(Data about app and page elements)
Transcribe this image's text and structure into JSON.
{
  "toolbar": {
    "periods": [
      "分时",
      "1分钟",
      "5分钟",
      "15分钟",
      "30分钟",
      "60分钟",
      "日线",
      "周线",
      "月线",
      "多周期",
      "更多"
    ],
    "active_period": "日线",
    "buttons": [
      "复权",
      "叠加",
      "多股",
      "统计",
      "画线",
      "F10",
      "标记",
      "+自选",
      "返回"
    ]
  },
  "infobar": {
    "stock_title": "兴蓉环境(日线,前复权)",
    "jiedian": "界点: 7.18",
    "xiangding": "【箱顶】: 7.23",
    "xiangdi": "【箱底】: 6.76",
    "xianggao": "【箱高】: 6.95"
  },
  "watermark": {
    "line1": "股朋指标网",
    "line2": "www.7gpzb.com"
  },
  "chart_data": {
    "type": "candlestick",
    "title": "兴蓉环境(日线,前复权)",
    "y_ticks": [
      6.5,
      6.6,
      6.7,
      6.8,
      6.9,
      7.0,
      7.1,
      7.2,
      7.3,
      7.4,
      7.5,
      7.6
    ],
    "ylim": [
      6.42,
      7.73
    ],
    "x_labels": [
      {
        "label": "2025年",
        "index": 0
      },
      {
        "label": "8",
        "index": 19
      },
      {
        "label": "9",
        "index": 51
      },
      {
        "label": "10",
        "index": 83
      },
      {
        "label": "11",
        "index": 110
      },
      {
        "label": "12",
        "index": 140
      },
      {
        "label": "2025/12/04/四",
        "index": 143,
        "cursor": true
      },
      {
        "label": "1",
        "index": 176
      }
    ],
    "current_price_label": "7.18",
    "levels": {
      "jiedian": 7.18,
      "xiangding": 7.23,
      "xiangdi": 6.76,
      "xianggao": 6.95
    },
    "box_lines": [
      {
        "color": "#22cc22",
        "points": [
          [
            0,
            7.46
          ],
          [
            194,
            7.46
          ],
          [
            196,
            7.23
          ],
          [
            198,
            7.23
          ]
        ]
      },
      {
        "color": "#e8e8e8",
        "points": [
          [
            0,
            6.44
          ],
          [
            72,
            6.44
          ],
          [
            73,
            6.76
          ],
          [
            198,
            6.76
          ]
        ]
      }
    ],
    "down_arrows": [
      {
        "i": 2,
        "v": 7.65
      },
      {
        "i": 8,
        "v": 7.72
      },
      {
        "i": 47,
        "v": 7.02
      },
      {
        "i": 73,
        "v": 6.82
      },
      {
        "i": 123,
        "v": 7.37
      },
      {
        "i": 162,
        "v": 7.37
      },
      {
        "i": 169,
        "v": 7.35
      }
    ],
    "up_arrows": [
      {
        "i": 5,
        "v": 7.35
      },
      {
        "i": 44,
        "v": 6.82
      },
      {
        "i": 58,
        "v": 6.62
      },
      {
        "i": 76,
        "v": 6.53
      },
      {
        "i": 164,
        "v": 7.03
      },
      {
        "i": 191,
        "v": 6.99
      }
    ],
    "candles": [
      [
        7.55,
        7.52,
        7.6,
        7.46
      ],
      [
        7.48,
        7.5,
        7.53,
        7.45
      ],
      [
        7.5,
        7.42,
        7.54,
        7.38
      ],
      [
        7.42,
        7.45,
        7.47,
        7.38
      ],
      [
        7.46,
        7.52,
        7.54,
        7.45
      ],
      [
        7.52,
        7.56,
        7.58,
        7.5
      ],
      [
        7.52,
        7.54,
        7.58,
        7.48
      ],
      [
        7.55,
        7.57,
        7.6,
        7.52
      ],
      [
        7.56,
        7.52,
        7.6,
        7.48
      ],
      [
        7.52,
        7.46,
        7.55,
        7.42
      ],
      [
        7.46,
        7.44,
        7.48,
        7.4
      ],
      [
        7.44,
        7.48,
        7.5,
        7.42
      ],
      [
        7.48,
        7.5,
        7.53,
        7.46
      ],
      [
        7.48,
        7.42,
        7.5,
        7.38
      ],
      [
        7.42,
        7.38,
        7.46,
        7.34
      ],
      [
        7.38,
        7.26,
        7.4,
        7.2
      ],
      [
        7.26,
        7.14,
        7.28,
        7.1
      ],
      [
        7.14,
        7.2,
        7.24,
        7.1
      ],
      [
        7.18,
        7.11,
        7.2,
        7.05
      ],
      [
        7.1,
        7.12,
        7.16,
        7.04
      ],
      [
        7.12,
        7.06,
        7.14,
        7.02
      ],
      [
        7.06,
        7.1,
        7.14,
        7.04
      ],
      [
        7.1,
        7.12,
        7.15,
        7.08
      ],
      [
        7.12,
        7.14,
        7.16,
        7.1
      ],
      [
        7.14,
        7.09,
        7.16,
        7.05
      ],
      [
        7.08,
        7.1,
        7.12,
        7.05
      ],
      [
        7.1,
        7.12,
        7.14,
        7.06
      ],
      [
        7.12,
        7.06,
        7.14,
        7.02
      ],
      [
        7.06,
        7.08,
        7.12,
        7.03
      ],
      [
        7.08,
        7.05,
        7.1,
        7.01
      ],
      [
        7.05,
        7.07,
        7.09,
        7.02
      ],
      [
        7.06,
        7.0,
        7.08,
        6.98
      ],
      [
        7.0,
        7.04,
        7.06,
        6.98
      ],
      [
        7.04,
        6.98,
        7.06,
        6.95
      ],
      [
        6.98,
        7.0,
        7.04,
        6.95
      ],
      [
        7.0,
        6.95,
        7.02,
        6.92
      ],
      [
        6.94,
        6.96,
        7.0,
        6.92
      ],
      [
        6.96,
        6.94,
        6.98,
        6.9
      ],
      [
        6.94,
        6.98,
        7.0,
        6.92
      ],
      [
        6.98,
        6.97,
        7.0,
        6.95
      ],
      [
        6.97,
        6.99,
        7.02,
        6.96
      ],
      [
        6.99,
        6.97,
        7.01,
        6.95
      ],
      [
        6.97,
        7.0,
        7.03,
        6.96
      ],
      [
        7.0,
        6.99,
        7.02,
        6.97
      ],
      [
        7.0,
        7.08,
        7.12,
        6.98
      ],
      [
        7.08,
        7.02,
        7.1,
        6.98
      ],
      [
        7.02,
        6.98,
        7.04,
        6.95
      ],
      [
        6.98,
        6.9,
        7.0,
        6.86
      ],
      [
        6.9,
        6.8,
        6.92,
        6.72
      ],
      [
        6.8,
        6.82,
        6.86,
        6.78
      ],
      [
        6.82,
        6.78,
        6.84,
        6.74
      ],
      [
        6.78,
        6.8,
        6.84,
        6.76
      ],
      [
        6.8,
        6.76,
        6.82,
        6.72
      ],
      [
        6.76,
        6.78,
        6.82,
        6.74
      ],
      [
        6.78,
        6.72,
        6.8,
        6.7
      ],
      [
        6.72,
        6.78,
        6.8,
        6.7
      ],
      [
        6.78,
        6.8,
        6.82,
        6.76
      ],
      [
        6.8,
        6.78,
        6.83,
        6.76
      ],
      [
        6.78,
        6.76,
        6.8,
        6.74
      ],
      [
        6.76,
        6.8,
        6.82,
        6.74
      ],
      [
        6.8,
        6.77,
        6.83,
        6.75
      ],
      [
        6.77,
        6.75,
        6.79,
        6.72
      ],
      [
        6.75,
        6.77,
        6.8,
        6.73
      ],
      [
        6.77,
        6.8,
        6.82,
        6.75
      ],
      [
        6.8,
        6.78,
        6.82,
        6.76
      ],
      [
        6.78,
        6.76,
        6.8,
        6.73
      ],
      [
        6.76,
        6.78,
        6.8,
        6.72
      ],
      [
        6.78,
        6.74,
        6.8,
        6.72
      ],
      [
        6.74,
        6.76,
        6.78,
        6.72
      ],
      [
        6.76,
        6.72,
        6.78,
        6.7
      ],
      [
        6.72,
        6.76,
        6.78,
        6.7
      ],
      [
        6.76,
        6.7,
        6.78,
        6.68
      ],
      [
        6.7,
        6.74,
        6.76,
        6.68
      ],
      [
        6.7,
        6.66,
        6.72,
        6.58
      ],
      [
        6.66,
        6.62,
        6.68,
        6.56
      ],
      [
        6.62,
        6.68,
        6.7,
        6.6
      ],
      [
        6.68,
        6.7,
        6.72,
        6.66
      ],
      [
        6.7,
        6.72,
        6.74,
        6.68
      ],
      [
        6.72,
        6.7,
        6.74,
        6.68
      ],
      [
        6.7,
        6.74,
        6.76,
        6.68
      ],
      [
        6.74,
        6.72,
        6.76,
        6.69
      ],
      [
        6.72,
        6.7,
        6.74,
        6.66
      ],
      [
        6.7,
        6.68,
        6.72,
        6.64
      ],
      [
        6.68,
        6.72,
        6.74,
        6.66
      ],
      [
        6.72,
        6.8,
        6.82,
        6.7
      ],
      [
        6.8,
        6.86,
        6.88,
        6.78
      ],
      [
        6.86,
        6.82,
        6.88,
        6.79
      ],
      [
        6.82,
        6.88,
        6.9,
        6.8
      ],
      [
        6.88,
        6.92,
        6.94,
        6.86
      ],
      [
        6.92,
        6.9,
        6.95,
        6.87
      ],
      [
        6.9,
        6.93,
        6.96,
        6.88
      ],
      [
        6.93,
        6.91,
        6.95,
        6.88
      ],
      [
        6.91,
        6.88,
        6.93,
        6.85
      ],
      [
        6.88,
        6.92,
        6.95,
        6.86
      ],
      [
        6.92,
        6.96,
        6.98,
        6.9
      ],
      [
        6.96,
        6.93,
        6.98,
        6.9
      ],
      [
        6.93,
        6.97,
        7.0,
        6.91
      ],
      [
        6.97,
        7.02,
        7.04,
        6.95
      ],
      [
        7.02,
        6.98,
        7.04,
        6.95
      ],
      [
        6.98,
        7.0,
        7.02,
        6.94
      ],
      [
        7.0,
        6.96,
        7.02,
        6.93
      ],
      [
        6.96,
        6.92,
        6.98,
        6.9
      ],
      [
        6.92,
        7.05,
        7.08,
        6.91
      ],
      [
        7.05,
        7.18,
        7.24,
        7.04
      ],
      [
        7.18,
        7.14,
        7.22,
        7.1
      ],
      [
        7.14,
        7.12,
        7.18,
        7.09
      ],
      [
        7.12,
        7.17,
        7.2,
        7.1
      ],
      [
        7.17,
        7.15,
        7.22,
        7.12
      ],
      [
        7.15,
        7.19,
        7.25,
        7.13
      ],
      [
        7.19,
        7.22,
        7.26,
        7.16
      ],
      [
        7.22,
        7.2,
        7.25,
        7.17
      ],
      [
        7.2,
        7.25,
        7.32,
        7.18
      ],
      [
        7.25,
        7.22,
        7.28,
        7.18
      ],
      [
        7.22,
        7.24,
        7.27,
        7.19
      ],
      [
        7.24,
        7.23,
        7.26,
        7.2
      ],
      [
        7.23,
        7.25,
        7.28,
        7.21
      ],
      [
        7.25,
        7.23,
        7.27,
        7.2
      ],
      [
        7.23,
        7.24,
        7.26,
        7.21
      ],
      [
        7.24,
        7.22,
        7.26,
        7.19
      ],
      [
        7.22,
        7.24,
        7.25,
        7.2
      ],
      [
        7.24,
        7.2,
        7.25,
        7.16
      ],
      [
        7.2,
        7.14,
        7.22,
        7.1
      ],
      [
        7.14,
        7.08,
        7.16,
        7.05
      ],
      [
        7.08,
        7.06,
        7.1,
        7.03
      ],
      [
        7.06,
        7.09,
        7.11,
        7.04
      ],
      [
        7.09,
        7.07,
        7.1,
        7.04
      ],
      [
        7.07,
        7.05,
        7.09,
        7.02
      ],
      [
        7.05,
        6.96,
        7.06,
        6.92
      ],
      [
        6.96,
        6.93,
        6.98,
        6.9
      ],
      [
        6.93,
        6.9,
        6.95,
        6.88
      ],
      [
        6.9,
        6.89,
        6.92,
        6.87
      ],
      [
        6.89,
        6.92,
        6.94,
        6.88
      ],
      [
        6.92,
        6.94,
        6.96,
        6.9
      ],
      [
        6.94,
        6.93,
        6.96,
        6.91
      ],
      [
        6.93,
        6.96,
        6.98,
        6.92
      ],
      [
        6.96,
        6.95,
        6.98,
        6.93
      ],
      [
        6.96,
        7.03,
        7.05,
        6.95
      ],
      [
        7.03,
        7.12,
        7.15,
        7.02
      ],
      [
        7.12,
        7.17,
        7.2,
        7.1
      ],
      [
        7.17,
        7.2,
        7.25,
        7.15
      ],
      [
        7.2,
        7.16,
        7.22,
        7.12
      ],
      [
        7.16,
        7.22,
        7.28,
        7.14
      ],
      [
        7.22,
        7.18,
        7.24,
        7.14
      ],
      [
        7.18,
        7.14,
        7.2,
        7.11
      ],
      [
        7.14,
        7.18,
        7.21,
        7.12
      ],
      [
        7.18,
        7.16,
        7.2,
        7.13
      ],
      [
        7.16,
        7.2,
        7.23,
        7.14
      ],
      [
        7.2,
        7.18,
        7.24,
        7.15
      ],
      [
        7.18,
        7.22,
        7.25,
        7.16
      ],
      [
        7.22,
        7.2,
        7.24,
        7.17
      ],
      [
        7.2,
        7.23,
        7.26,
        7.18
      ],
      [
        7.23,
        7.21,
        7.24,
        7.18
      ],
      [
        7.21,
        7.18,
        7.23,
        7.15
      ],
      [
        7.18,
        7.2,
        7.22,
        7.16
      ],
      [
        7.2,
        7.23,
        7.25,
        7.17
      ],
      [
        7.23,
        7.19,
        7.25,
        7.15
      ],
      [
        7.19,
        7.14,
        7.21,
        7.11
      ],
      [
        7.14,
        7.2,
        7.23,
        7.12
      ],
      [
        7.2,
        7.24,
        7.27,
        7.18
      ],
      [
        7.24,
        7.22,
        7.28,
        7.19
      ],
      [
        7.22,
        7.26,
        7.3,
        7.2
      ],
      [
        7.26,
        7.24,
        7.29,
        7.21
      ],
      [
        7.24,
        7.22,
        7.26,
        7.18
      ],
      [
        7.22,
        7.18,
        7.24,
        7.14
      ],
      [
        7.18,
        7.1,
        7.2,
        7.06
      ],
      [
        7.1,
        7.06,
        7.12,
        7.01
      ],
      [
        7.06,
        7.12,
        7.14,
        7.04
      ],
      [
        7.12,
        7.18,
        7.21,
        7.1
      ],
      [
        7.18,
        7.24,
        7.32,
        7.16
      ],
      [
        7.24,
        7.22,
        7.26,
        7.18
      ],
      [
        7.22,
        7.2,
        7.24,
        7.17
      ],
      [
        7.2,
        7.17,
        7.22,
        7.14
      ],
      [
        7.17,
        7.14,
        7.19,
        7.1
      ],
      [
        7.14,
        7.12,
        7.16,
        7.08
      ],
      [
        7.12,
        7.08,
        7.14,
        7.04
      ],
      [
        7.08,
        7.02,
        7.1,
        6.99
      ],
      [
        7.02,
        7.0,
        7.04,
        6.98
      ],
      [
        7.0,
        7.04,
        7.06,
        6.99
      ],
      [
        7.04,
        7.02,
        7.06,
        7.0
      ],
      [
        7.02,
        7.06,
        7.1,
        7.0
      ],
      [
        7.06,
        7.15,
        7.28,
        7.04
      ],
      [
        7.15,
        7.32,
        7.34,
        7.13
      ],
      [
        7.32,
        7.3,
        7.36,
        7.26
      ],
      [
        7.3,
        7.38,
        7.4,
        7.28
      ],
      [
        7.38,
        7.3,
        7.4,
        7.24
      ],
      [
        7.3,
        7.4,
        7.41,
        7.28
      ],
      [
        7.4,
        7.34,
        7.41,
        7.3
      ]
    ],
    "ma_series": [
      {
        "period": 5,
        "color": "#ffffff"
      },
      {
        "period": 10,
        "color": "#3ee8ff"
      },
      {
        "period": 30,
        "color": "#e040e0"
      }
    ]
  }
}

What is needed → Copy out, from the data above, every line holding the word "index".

Reply →
        "index": 0
        "index": 19
        "index": 51
        "index": 83
        "index": 110
        "index": 140
        "index": 143,
        "index": 176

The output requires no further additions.